Capitalism is outmoded.
It can last for a period unless there is an alternative but I’ve got no doubt about it that working class people will come to see the need for a change, and if I’m not there, at least those young people within our movement, they will be there, alongside the working class, fighting for that change and they will be an important part of that process of change.
Can you remember the Kinnock speech; did you see that as it happened? Obviously, you weren’t at the Labour Party conference…
Oh, you were at the Labour Party conference!
Yes, I was sitting in the gallery and, moreover, we’d had prior notice of the speech because as a journalist, as you know, you usually get the printed speech beforehand As far as I recall that particular section was only added afterwards.
So I was sitting in the gallery as Kinnock was making his speech.
I saw the pandemonium on the floor.
At one stage, it looked as if the delegates were going to overturn him.
I saw Derek Hatton’s reaction, Tony Mulhearn’s and so on.
And we had a huge meeting that night.
We had 700 people and the world’s press were gathered to hear what our response was to that attack.
So I was there. In the same week, not only did Kinnock put the knife into Militant and the Liverpool City Council, which he has never been forgiven for, but he disgracefully denigrated the miners as well.
There were miners and there were women from the mining communities who were weeping at that conference in response to Kinnock’s attacks.
The Labour MP Bob Parry made his famous statement, “This man is a Ramsay MacDonald”. However, Kinnock never got the chance of being Ramsay MacDonald, of betraying in that way because he never became prime minister.
But he did a job for his capitalist paymasters, for the ruling class.
You say it wasn’t in the speech.
Did it come as a shock that he was mentioning Liverpool in that way, in that speech?

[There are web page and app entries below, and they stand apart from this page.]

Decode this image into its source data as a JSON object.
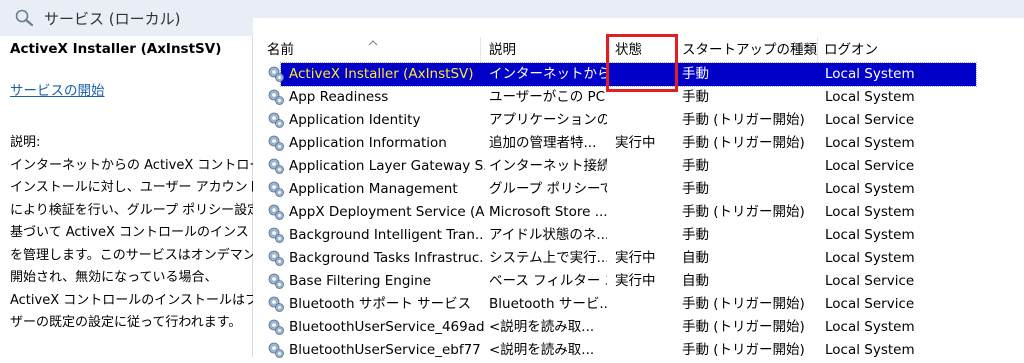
{
  "window": {
    "title": "サービス (ローカル)"
  },
  "left": {
    "service_name": "ActiveX Installer (AxInstSV)",
    "start_link": "サービスの開始",
    "desc_lines": [
      "説明:",
      "インターネットからの ActiveX コントロールの",
      "インストールに対し、ユーザー アカウント制御",
      "により検証を行い、グループ ポリシー設定に",
      "基づいて ActiveX コントロールのインストール",
      "を管理します。このサービスはオンデマンドで",
      "開始され、無効になっている場合、",
      "ActiveX コントロールのインストールはブラウ",
      "ザーの既定の設定に従って行われます。"
    ]
  },
  "columns": {
    "name": "名前",
    "desc": "説明",
    "status": "状態",
    "startup": "スタートアップの種類",
    "logon": "ログオン"
  },
  "rows": [
    {
      "name": "ActiveX Installer (AxInstSV)",
      "desc": "インターネットから...",
      "status": "",
      "startup": "手動",
      "logon": "Local System"
    },
    {
      "name": "App Readiness",
      "desc": "ユーザーがこの PC ...",
      "status": "",
      "startup": "手動",
      "logon": "Local System"
    },
    {
      "name": "Application Identity",
      "desc": "アプリケーションの I...",
      "status": "",
      "startup": "手動 (トリガー開始)",
      "logon": "Local Service"
    },
    {
      "name": "Application Information",
      "desc": "追加の管理者特...",
      "status": "実行中",
      "startup": "手動 (トリガー開始)",
      "logon": "Local System"
    },
    {
      "name": "Application Layer Gateway S...",
      "desc": "インターネット接続...",
      "status": "",
      "startup": "手動",
      "logon": "Local Service"
    },
    {
      "name": "Application Management",
      "desc": "グループ ポリシーで...",
      "status": "",
      "startup": "手動",
      "logon": "Local System"
    },
    {
      "name": "AppX Deployment Service (A...",
      "desc": "Microsoft Store ...",
      "status": "",
      "startup": "手動 (トリガー開始)",
      "logon": "Local System"
    },
    {
      "name": "Background Intelligent Tran...",
      "desc": "アイドル状態のネ...",
      "status": "",
      "startup": "手動",
      "logon": "Local System"
    },
    {
      "name": "Background Tasks Infrastruc...",
      "desc": "システム上で実行...",
      "status": "実行中",
      "startup": "自動",
      "logon": "Local System"
    },
    {
      "name": "Base Filtering Engine",
      "desc": "ベース フィルター エ...",
      "status": "実行中",
      "startup": "自動",
      "logon": "Local Service"
    },
    {
      "name": "Bluetooth サポート サービス",
      "desc": "Bluetooth サービ...",
      "status": "",
      "startup": "手動 (トリガー開始)",
      "logon": "Local Service"
    },
    {
      "name": "BluetoothUserService_469ad",
      "desc": "<説明を読み取...",
      "status": "",
      "startup": "手動 (トリガー開始)",
      "logon": "Local System"
    },
    {
      "name": "BluetoothUserService_ebf77",
      "desc": "<説明を読み取...",
      "status": "",
      "startup": "手動 (トリガー開始)",
      "logon": "Local System"
    }
  ],
  "colors": {
    "selection": "#0000c8",
    "selected_name": "#ffe633",
    "highlight_box": "#e02020",
    "link": "#1a5fb4"
  }
}
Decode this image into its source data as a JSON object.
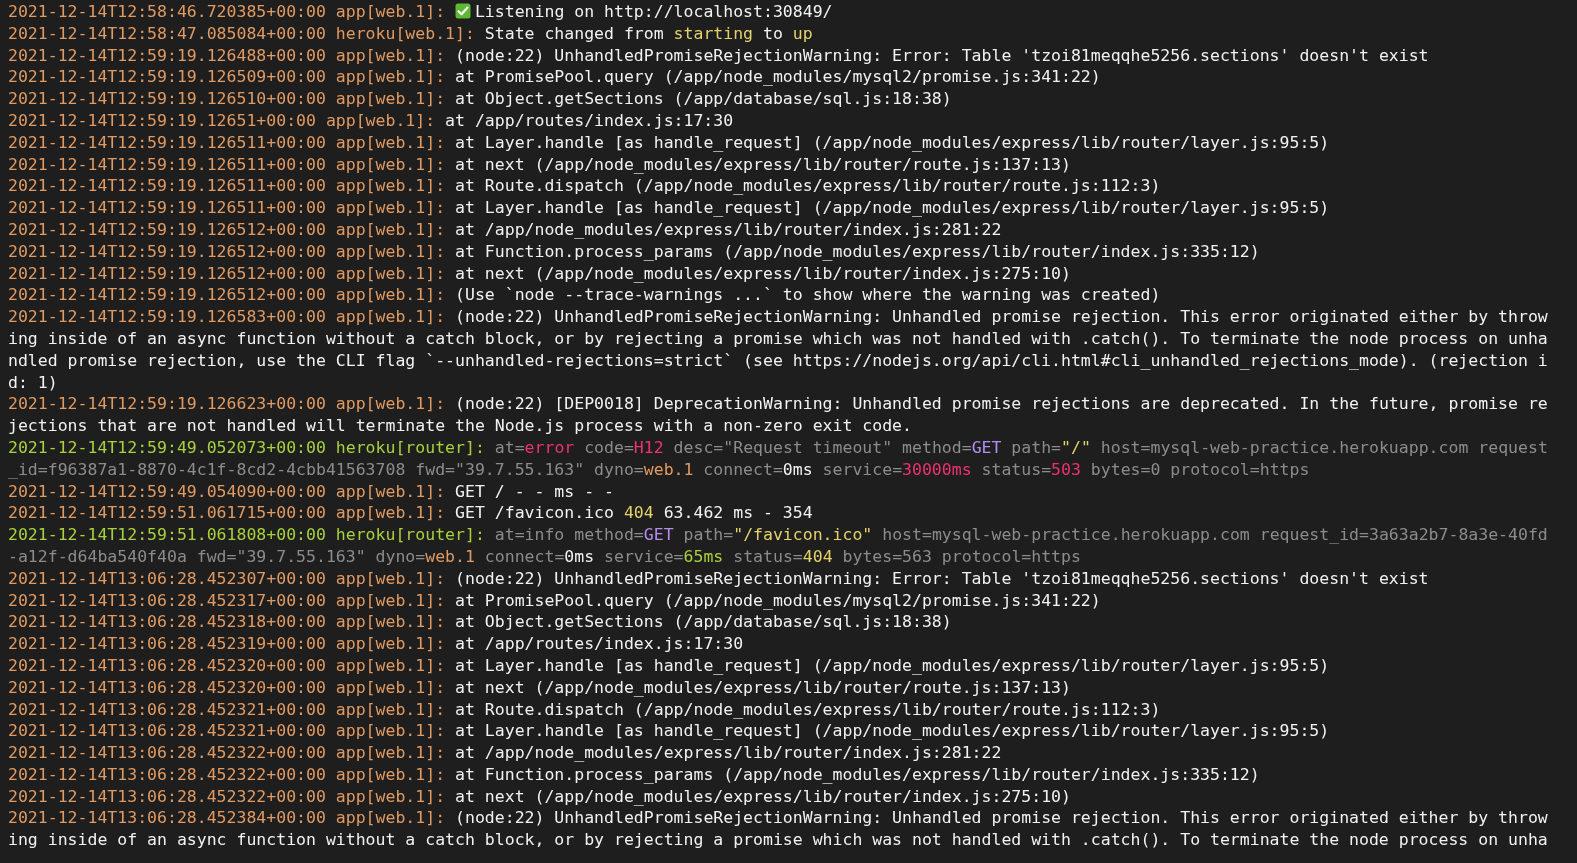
{
  "log_lines": [
    {
      "timestamp": "2021-12-14T12:58:46.720385+00:00",
      "source": "app[web.1]:",
      "kind": "check",
      "message": "Listening on http://localhost:30849/"
    },
    {
      "timestamp": "2021-12-14T12:58:47.085084+00:00",
      "source": "heroku[web.1]:",
      "kind": "app",
      "parts": [
        {
          "kind": "plain",
          "text": "State changed from "
        },
        {
          "kind": "yellow",
          "text": "starting"
        },
        {
          "kind": "plain",
          "text": " to "
        },
        {
          "kind": "yellow",
          "text": "up"
        }
      ]
    },
    {
      "timestamp": "2021-12-14T12:59:19.126488+00:00",
      "source": "app[web.1]:",
      "kind": "app",
      "message": "(node:22) UnhandledPromiseRejectionWarning: Error: Table 'tzoi81meqqhe5256.sections' doesn't exist"
    },
    {
      "timestamp": "2021-12-14T12:59:19.126509+00:00",
      "source": "app[web.1]:",
      "kind": "app",
      "message": "at PromisePool.query (/app/node_modules/mysql2/promise.js:341:22)"
    },
    {
      "timestamp": "2021-12-14T12:59:19.126510+00:00",
      "source": "app[web.1]:",
      "kind": "app",
      "message": "at Object.getSections (/app/database/sql.js:18:38)"
    },
    {
      "timestamp": "2021-12-14T12:59:19.12651+00:00",
      "source": "app[web.1]:",
      "kind": "app",
      "message": "at /app/routes/index.js:17:30"
    },
    {
      "timestamp": "2021-12-14T12:59:19.126511+00:00",
      "source": "app[web.1]:",
      "kind": "app",
      "message": "at Layer.handle [as handle_request] (/app/node_modules/express/lib/router/layer.js:95:5)"
    },
    {
      "timestamp": "2021-12-14T12:59:19.126511+00:00",
      "source": "app[web.1]:",
      "kind": "app",
      "message": "at next (/app/node_modules/express/lib/router/route.js:137:13)"
    },
    {
      "timestamp": "2021-12-14T12:59:19.126511+00:00",
      "source": "app[web.1]:",
      "kind": "app",
      "message": "at Route.dispatch (/app/node_modules/express/lib/router/route.js:112:3)"
    },
    {
      "timestamp": "2021-12-14T12:59:19.126511+00:00",
      "source": "app[web.1]:",
      "kind": "app",
      "message": "at Layer.handle [as handle_request] (/app/node_modules/express/lib/router/layer.js:95:5)"
    },
    {
      "timestamp": "2021-12-14T12:59:19.126512+00:00",
      "source": "app[web.1]:",
      "kind": "app",
      "message": "at /app/node_modules/express/lib/router/index.js:281:22"
    },
    {
      "timestamp": "2021-12-14T12:59:19.126512+00:00",
      "source": "app[web.1]:",
      "kind": "app",
      "message": "at Function.process_params (/app/node_modules/express/lib/router/index.js:335:12)"
    },
    {
      "timestamp": "2021-12-14T12:59:19.126512+00:00",
      "source": "app[web.1]:",
      "kind": "app",
      "message": "at next (/app/node_modules/express/lib/router/index.js:275:10)"
    },
    {
      "timestamp": "2021-12-14T12:59:19.126512+00:00",
      "source": "app[web.1]:",
      "kind": "app",
      "message": "(Use `node --trace-warnings ...` to show where the warning was created)"
    },
    {
      "timestamp": "2021-12-14T12:59:19.126583+00:00",
      "source": "app[web.1]:",
      "kind": "app",
      "message": "(node:22) UnhandledPromiseRejectionWarning: Unhandled promise rejection. This error originated either by throwing inside of an async function without a catch block, or by rejecting a promise which was not handled with .catch(). To terminate the node process on unhandled promise rejection, use the CLI flag `--unhandled-rejections=strict` (see https://nodejs.org/api/cli.html#cli_unhandled_rejections_mode). (rejection id: 1)"
    },
    {
      "timestamp": "2021-12-14T12:59:19.126623+00:00",
      "source": "app[web.1]:",
      "kind": "app",
      "message": "(node:22) [DEP0018] DeprecationWarning: Unhandled promise rejections are deprecated. In the future, promise rejections that are not handled will terminate the Node.js process with a non-zero exit code."
    },
    {
      "timestamp": "2021-12-14T12:59:49.052073+00:00",
      "source": "heroku[router]:",
      "kind": "router",
      "parts": [
        {
          "kind": "dim",
          "text": "at="
        },
        {
          "kind": "red",
          "text": "error"
        },
        {
          "kind": "dim",
          "text": " code="
        },
        {
          "kind": "red",
          "text": "H12"
        },
        {
          "kind": "dim",
          "text": " desc=\"Request timeout\" method="
        },
        {
          "kind": "purple",
          "text": "GET"
        },
        {
          "kind": "dim",
          "text": " path="
        },
        {
          "kind": "yellow",
          "text": "\"/\""
        },
        {
          "kind": "dim",
          "text": " host=mysql-web-practice.herokuapp.com request_id=f96387a1-8870-4c1f-8cd2-4cbb41563708 fwd=\"39.7.55.163\" dyno="
        },
        {
          "kind": "orange",
          "text": "web.1"
        },
        {
          "kind": "dim",
          "text": " connect="
        },
        {
          "kind": "plain",
          "text": "0ms"
        },
        {
          "kind": "dim",
          "text": " service="
        },
        {
          "kind": "red",
          "text": "30000ms"
        },
        {
          "kind": "dim",
          "text": " status="
        },
        {
          "kind": "red",
          "text": "503"
        },
        {
          "kind": "dim",
          "text": " bytes=0 protocol=https"
        }
      ]
    },
    {
      "timestamp": "2021-12-14T12:59:49.054090+00:00",
      "source": "app[web.1]:",
      "kind": "app",
      "message": "GET / - - ms - -"
    },
    {
      "timestamp": "2021-12-14T12:59:51.061715+00:00",
      "source": "app[web.1]:",
      "kind": "app",
      "parts": [
        {
          "kind": "plain",
          "text": "GET /favicon.ico "
        },
        {
          "kind": "yellow",
          "text": "404"
        },
        {
          "kind": "plain",
          "text": " 63.462 ms - 354"
        }
      ]
    },
    {
      "timestamp": "2021-12-14T12:59:51.061808+00:00",
      "source": "heroku[router]:",
      "kind": "router",
      "parts": [
        {
          "kind": "dim",
          "text": "at=info method="
        },
        {
          "kind": "purple",
          "text": "GET"
        },
        {
          "kind": "dim",
          "text": " path="
        },
        {
          "kind": "yellow",
          "text": "\"/favicon.ico\""
        },
        {
          "kind": "dim",
          "text": " host=mysql-web-practice.herokuapp.com request_id=3a63a2b7-8a3e-40fd-a12f-d64ba540f40a fwd=\"39.7.55.163\" dyno="
        },
        {
          "kind": "orange",
          "text": "web.1"
        },
        {
          "kind": "dim",
          "text": " connect="
        },
        {
          "kind": "plain",
          "text": "0ms"
        },
        {
          "kind": "dim",
          "text": " service="
        },
        {
          "kind": "green",
          "text": "65ms"
        },
        {
          "kind": "dim",
          "text": " status="
        },
        {
          "kind": "yellow",
          "text": "404"
        },
        {
          "kind": "dim",
          "text": " bytes=563 protocol=https"
        }
      ]
    },
    {
      "timestamp": "2021-12-14T13:06:28.452307+00:00",
      "source": "app[web.1]:",
      "kind": "app",
      "message": "(node:22) UnhandledPromiseRejectionWarning: Error: Table 'tzoi81meqqhe5256.sections' doesn't exist"
    },
    {
      "timestamp": "2021-12-14T13:06:28.452317+00:00",
      "source": "app[web.1]:",
      "kind": "app",
      "message": "at PromisePool.query (/app/node_modules/mysql2/promise.js:341:22)"
    },
    {
      "timestamp": "2021-12-14T13:06:28.452318+00:00",
      "source": "app[web.1]:",
      "kind": "app",
      "message": "at Object.getSections (/app/database/sql.js:18:38)"
    },
    {
      "timestamp": "2021-12-14T13:06:28.452319+00:00",
      "source": "app[web.1]:",
      "kind": "app",
      "message": "at /app/routes/index.js:17:30"
    },
    {
      "timestamp": "2021-12-14T13:06:28.452320+00:00",
      "source": "app[web.1]:",
      "kind": "app",
      "message": "at Layer.handle [as handle_request] (/app/node_modules/express/lib/router/layer.js:95:5)"
    },
    {
      "timestamp": "2021-12-14T13:06:28.452320+00:00",
      "source": "app[web.1]:",
      "kind": "app",
      "message": "at next (/app/node_modules/express/lib/router/route.js:137:13)"
    },
    {
      "timestamp": "2021-12-14T13:06:28.452321+00:00",
      "source": "app[web.1]:",
      "kind": "app",
      "message": "at Route.dispatch (/app/node_modules/express/lib/router/route.js:112:3)"
    },
    {
      "timestamp": "2021-12-14T13:06:28.452321+00:00",
      "source": "app[web.1]:",
      "kind": "app",
      "message": "at Layer.handle [as handle_request] (/app/node_modules/express/lib/router/layer.js:95:5)"
    },
    {
      "timestamp": "2021-12-14T13:06:28.452322+00:00",
      "source": "app[web.1]:",
      "kind": "app",
      "message": "at /app/node_modules/express/lib/router/index.js:281:22"
    },
    {
      "timestamp": "2021-12-14T13:06:28.452322+00:00",
      "source": "app[web.1]:",
      "kind": "app",
      "message": "at Function.process_params (/app/node_modules/express/lib/router/index.js:335:12)"
    },
    {
      "timestamp": "2021-12-14T13:06:28.452322+00:00",
      "source": "app[web.1]:",
      "kind": "app",
      "message": "at next (/app/node_modules/express/lib/router/index.js:275:10)"
    },
    {
      "timestamp": "2021-12-14T13:06:28.452384+00:00",
      "source": "app[web.1]:",
      "kind": "app",
      "message": "(node:22) UnhandledPromiseRejectionWarning: Unhandled promise rejection. This error originated either by throwing inside of an async function without a catch block, or by rejecting a promise which was not handled with .catch(). To terminate the node process on unha"
    }
  ]
}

We had an inkling but we were all taken aback and surprised that it was made in such a venomous fashion.
He tried to picture Liverpool City Council as being the authors of destroying people’s lives instead of changing people’s lives, of sacking people.
Even though he has been challenged, he has never given one example of where Liverpool City Council, under the influence of Militant, carried through a single redundancy.
And yet he is a member of a party today, Lord Kinnock now, which presides over ruthless cuts.
Note on the transcript:
Some minor changes and deletions have been made to the original in order to make the interview readable.
However, these are minimal and restricted to elementary and unnecessary phrases, as well as repetition of some points.
Nothing has been added or deleted to change the views of Peter Taaffe and the substance of his replies to Shaun Ley’s questions.